* _TO DO_: Output every record below exactly as it appears.

[[ PROVIDED RECORDS, beginning ]]

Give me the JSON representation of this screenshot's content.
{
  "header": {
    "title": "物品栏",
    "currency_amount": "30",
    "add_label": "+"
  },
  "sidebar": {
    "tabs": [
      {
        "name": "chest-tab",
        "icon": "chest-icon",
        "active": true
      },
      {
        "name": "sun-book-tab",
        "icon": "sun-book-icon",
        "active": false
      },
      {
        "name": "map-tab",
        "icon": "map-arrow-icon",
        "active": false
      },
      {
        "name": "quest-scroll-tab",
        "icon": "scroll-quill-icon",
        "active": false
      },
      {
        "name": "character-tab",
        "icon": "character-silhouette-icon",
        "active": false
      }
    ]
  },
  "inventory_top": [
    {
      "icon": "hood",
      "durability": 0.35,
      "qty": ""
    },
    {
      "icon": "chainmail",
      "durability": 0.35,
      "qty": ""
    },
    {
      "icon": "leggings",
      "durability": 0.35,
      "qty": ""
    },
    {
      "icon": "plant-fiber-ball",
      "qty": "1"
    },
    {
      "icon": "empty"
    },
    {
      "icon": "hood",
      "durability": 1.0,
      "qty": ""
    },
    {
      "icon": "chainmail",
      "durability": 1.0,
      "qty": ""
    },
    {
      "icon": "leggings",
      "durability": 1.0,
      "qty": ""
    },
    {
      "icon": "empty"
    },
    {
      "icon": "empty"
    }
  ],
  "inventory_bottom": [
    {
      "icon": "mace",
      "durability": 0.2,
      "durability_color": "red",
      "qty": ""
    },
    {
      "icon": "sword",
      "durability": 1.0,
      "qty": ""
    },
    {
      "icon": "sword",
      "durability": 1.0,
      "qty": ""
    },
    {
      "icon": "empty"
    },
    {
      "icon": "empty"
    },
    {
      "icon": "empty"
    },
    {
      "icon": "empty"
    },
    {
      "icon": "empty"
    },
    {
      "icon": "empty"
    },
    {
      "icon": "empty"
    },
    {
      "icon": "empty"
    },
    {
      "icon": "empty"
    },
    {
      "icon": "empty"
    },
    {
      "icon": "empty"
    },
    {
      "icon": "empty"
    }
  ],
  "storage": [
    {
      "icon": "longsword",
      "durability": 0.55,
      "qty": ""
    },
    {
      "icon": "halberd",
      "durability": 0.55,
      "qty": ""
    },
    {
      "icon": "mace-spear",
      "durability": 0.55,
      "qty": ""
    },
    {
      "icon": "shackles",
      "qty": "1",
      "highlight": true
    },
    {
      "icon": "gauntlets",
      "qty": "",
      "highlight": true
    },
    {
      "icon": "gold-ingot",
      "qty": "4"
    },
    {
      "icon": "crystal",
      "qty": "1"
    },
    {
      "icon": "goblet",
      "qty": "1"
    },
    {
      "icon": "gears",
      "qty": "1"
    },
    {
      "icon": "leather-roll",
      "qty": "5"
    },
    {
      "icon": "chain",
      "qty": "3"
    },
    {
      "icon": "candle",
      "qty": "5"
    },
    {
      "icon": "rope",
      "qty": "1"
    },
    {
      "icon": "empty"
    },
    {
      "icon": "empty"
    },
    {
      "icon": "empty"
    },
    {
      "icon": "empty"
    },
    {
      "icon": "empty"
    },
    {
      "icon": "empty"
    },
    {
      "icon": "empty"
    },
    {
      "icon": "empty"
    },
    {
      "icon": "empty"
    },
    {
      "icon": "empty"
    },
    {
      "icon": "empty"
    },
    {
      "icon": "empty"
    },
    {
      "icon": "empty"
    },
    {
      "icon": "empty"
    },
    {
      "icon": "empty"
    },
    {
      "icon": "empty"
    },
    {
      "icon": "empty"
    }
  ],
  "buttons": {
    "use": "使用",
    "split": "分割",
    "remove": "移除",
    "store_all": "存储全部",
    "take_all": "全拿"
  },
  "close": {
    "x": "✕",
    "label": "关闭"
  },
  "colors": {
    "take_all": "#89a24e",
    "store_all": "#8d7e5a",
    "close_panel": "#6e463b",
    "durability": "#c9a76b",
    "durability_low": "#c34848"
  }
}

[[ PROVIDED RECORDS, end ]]

* _ANSWER TO THE EXERCISE_:
Give me the JSON representation of this screenshot's content.
{
  "header": {
    "title": "物品栏",
    "currency_amount": "30",
    "add_label": "+"
  },
  "sidebar": {
    "tabs": [
      {
        "name": "chest-tab",
        "icon": "chest-icon",
        "active": true
      },
      {
        "name": "sun-book-tab",
        "icon": "sun-book-icon",
        "active": false
      },
      {
        "name": "map-tab",
        "icon": "map-arrow-icon",
        "active": false
      },
      {
        "name": "quest-scroll-tab",
        "icon": "scroll-quill-icon",
        "active": false
      },
      {
        "name": "character-tab",
        "icon": "character-silhouette-icon",
        "active": false
      }
    ]
  },
  "inventory_top": [
    {
      "icon": "hood",
      "durability": 0.35,
      "qty": ""
    },
    {
      "icon": "chainmail",
      "durability": 0.35,
      "qty": ""
    },
    {
      "icon": "leggings",
      "durability": 0.35,
      "qty": ""
    },
    {
      "icon": "plant-fiber-ball",
      "qty": "1"
    },
    {
      "icon": "empty"
    },
    {
      "icon": "hood",
      "durability": 1.0,
      "qty": ""
    },
    {
      "icon": "chainmail",
      "durability": 1.0,
      "qty": ""
    },
    {
      "icon": "leggings",
      "durability": 1.0,
      "qty": ""
    },
    {
      "icon": "empty"
    },
    {
      "icon": "empty"
    }
  ],
  "inventory_bottom": [
    {
      "icon": "mace",
      "durability": 0.2,
      "durability_color": "red",
      "qty": ""
    },
    {
      "icon": "sword",
      "durability": 1.0,
      "qty": ""
    },
    {
      "icon": "sword",
      "durability": 1.0,
      "qty": ""
    },
    {
      "icon": "empty"
    },
    {
      "icon": "empty"
    },
    {
      "icon": "empty"
    },
    {
      "icon": "empty"
    },
    {
      "icon": "empty"
    },
    {
      "icon": "empty"
    },
    {
      "icon": "empty"
    },
    {
      "icon": "empty"
    },
    {
      "icon": "empty"
    },
    {
      "icon": "empty"
    },
    {
      "icon": "empty"
    },
    {
      "icon": "empty"
    }
  ],
  "storage": [
    {
      "icon": "longsword",
      "durability": 0.55,
      "qty": ""
    },
    {
      "icon": "halberd",
      "durability": 0.55,
      "qty": ""
    },
    {
      "icon": "mace-spear",
      "durability": 0.55,
      "qty": ""
    },
    {
      "icon": "shackles",
      "qty": "1",
      "highlight": true
    },
    {
      "icon": "gauntlets",
      "qty": "",
      "highlight": true
    },
    {
      "icon": "gold-ingot",
      "qty": "4"
    },
    {
      "icon": "crystal",
      "qty": "1"
    },
    {
      "icon": "goblet",
      "qty": "1"
    },
    {
      "icon": "gears",
      "qty": "1"
    },
    {
      "icon": "leather-roll",
      "qty": "5"
    },
    {
      "icon": "chain",
      "qty": "3"
    },
    {
      "icon": "candle",
      "qty": "5"
    },
    {
      "icon": "rope",
      "qty": "1"
    },
    {
      "icon": "empty"
    },
    {
      "icon": "empty"
    },
    {
      "icon": "empty"
    },
    {
      "icon": "empty"
    },
    {
      "icon": "empty"
    },
    {
      "icon": "empty"
    },
    {
      "icon": "empty"
    },
    {
      "icon": "empty"
    },
    {
      "icon": "empty"
    },
    {
      "icon": "empty"
    },
    {
      "icon": "empty"
    },
    {
      "icon": "empty"
    },
    {
      "icon": "empty"
    },
    {
      "icon": "empty"
    },
    {
      "icon": "empty"
    },
    {
      "icon": "empty"
    },
    {
      "icon": "empty"
    }
  ],
  "buttons": {
    "use": "使用",
    "split": "分割",
    "remove": "移除",
    "store_all": "存储全部",
    "take_all": "全拿"
  },
  "close": {
    "x": "✕",
    "label": "关闭"
  },
  "colors": {
    "take_all": "#89a24e",
    "store_all": "#8d7e5a",
    "close_panel": "#6e463b",
    "durability": "#c9a76b",
    "durability_low": "#c34848"
  }
}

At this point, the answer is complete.